Cancer treatment leaves patients with weakened immune systems. So it would seem obvious that an outpatient cancer clinic would be a prime breeding ground for infections because of the constantly revolving door of patients, visitors and staff, all of whom could be exposed to bacteria and viruses at home or in the community. After all, infections are among the most common causes of illness and death among cancer patients.
However, an aggressive infection-control program at the Seattle Cancer Care Alliance that mixes common sense measures with medical informatics has drastically reduced the number and rate of infection-caused illness since its inception three years ago. “Our rates of infection appear to be several fold lower than those seen at comparable institutions,” said Dr. Corey Casper, medical director of the infection-control program.
Consider what’s happened in three years, according to Casper:
The SCCA’s program is the only one of its kind devoted to outpatient care of any cancer center in the world, according to Casper. Lessons learned here are important ones because the majority of cancer care is provided in an outpatient setting. Outpatient cancer care poses more challenges when it comes to protecting patient health because the environment is less controlled than that of a hospital.
A cornerstone of the SCCA infection-control program is a real-time, automated surveillance system that is the first of its kind among comprehensive cancer centers. It queries several clinical and laboratory databases maintained at the SCCA and Hutchinson Center (a co-owner of the SCCA) daily, providing numbers and rates of infections among patients.

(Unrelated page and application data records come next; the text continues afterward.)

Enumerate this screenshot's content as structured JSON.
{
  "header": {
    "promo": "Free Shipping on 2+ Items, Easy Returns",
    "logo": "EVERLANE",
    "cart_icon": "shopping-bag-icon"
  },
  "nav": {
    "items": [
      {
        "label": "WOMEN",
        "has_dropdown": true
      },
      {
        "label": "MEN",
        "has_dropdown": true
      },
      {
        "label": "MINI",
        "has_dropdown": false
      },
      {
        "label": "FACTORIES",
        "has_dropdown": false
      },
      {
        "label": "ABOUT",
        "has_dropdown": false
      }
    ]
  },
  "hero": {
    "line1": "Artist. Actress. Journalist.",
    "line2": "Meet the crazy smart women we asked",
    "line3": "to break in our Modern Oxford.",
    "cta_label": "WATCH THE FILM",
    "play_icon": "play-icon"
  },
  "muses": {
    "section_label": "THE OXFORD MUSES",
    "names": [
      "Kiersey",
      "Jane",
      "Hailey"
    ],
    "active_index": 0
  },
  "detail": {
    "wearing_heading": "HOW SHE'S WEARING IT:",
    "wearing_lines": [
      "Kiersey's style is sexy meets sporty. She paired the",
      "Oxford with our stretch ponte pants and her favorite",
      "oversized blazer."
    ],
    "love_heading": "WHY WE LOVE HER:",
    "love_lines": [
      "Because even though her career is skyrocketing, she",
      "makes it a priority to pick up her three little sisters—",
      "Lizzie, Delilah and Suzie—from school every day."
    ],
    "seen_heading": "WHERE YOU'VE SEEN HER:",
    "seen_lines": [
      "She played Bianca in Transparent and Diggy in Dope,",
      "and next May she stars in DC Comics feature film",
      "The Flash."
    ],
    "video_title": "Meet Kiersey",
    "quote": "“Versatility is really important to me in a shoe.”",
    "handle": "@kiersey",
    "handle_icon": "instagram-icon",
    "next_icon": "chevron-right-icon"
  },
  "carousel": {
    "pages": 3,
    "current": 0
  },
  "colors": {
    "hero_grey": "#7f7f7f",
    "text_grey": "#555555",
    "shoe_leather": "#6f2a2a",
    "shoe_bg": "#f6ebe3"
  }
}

The automated query replaces the traditional paper chase that makes most other surveillance time consuming and inefficient.
One result of constantly tracking infections is the ability to focus infection control resources on real emerging outbreaks, Casper said. For example, when the surveillance system showed few cases of MRSA, more attention could be paid to preventing the annual expected uptick in respiratory infections.
The screening system goes live every Oct. 1.
“It’s such a simple system,” Casper said. “We ask everyone entering building to fill out a survey asking whether they have one of 11 respiratory symptoms. A licensed practical nurse staffs the survey desk. If you answer yes to any of those questions you are placed into isolation, tested for a respiratory virus and put somewhere else so you don’t put other patients at risk. If you’re an employee you are furloughed from work. If you are a visitor whose clinic visit is not essential you are asked to reschedule your appointment. That system alone has been incredibly effective in reducing the amount of respiratory viruses.”
The SCCA also has instituted some novel patient and staff education programs to keep infection control top of mind. For example:
infection control rounds. Once monthly, the infection-control team joins with senior administrators for a top-to-bottom inspection of the clinic building, soliciting staff input. “It has really revolutionized the way the infection control program has been perceived and how effective it is,” Casper said.
The next superbug—MRSA isn’t the only bacterial infection that haunts hospitals and clinics. Vancomycin-resistant enterococcus (VRE) is transmitted through stool. Bathrooms must be kept immaculate, especially after use by infected patients. How to know when to call in housekeeping and preserve the dignity of patients? Inside each bathroom is a card that the user can hang on the outside handle; clinic staff can see the card and arrange for cleaning right away. The method empowers patients to take control, according to Casper.
Did you remember to wash your hands? Once a quarter bright orange cards are placed inside patient exam rooms. The cards are a survey for patients to fill out—and for care providers to take notice of—asking whether the doctor or nurse washed their hands before and after their interactions with the patient. The unique survey debuted in January 2008. Hand-washing rates rose from 80 percent “before and after” to about 97 percent. Washing hands after seeing a patient increased from about 70 percent to about 95 percent.